Set of two fresh unnamed impact craters with large, spectacular ejecta patterns. Because they still have rays they are Copernican aged, which covers the last 1 billion years in the lunar geologic timescale. Could they be as old as 1 billion years? Not likely. Since they are so bright and have very few superposed impact craters they are very young, surely less than 100 million years and possibly as young as a few million years. Each is incredibly well preserved: crisp crater rims, steep crater walls, and delicate small scale ejecta patterns.
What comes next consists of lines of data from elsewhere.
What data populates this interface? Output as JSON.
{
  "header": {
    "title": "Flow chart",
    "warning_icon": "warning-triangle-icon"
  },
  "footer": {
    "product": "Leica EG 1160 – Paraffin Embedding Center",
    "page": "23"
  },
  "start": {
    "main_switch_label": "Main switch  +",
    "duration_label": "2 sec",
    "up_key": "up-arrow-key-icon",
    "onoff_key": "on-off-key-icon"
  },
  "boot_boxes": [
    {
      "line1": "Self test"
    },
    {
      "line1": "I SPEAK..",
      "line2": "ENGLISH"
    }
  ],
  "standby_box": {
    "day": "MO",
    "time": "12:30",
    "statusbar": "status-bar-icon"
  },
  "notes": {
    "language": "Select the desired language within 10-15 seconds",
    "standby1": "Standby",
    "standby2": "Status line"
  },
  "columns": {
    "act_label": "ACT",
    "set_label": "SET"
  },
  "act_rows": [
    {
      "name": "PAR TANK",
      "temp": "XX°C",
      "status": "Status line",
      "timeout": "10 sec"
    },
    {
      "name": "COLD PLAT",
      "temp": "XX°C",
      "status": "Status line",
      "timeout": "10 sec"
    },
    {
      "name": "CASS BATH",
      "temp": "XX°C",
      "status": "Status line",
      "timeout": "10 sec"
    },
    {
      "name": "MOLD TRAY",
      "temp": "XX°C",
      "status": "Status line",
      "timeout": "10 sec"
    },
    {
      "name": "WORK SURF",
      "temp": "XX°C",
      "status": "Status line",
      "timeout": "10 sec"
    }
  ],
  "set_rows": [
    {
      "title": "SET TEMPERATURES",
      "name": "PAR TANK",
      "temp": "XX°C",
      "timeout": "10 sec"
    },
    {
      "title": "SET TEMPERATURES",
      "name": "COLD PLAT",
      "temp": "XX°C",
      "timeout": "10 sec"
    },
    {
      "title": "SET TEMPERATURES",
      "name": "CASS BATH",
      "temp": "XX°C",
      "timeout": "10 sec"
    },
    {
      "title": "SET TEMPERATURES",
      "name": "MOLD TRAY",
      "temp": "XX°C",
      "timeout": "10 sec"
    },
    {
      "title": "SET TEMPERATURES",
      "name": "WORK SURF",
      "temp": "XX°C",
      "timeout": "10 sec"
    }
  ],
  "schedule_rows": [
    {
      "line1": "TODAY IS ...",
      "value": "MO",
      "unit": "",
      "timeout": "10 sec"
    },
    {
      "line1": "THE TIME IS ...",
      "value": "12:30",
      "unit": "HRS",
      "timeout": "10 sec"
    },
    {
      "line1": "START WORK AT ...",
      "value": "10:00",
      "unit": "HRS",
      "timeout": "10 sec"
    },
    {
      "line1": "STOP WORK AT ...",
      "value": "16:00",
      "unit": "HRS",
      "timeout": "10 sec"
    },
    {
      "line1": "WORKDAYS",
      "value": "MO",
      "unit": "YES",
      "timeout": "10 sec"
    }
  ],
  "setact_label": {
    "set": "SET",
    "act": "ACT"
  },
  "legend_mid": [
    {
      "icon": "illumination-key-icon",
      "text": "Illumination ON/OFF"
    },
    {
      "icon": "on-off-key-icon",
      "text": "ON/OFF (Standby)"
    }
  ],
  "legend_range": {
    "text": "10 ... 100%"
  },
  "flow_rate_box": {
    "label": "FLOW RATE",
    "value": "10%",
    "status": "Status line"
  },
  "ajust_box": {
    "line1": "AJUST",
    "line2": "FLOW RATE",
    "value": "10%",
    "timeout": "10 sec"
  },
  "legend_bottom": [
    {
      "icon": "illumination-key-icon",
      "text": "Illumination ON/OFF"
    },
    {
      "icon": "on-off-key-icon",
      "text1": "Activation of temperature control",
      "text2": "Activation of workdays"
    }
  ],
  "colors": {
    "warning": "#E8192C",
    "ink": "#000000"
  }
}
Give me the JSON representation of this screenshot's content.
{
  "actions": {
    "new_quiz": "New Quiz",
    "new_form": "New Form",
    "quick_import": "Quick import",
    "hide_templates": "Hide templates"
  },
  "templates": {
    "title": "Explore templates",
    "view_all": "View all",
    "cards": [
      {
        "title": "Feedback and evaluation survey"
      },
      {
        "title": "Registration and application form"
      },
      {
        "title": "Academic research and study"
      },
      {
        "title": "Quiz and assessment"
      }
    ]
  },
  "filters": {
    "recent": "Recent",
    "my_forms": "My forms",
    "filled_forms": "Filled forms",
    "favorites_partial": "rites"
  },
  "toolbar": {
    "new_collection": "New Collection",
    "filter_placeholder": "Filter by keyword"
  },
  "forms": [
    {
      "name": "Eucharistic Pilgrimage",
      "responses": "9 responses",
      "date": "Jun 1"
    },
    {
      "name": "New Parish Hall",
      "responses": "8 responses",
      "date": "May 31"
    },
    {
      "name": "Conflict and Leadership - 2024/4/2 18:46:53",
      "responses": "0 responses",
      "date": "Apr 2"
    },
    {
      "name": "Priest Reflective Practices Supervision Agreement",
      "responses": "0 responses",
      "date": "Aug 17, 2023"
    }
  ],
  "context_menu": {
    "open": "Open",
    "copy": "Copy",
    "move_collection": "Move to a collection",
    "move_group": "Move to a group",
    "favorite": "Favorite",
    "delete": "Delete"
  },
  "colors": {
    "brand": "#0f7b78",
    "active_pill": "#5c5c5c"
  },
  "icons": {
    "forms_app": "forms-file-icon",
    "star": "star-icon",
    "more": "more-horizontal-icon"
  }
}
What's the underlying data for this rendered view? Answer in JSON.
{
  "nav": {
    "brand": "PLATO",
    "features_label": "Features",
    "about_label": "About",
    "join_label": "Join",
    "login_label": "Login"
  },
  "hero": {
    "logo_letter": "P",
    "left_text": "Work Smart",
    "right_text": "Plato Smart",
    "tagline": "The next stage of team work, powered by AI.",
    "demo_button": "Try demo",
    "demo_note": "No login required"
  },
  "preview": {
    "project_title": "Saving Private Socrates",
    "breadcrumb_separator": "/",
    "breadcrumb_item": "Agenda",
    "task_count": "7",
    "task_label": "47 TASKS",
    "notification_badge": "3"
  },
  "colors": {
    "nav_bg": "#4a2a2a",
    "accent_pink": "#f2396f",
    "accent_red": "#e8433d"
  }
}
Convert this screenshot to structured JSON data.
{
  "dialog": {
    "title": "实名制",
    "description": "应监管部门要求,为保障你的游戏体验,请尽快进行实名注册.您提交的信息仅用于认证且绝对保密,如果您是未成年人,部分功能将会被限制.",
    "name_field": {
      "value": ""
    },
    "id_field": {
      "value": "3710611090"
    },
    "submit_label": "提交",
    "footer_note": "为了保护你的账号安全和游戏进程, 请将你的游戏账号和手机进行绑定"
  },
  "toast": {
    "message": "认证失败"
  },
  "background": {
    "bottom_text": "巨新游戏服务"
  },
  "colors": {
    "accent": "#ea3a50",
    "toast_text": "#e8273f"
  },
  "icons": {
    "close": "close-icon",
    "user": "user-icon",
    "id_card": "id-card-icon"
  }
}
Both images were acquired while the Sun was nearly overhead which highlights surface brightness (albedo) variations.
|Long:||37.231°||Image Width:||3.2 km|
|Location in exhibit:||Tycho & Copernican Craters||Image ID:||M108992058LR|
|Image Width:||3.2 km|
|Location in exhibit:||Tycho & Copernican Craters|
back to the Gallery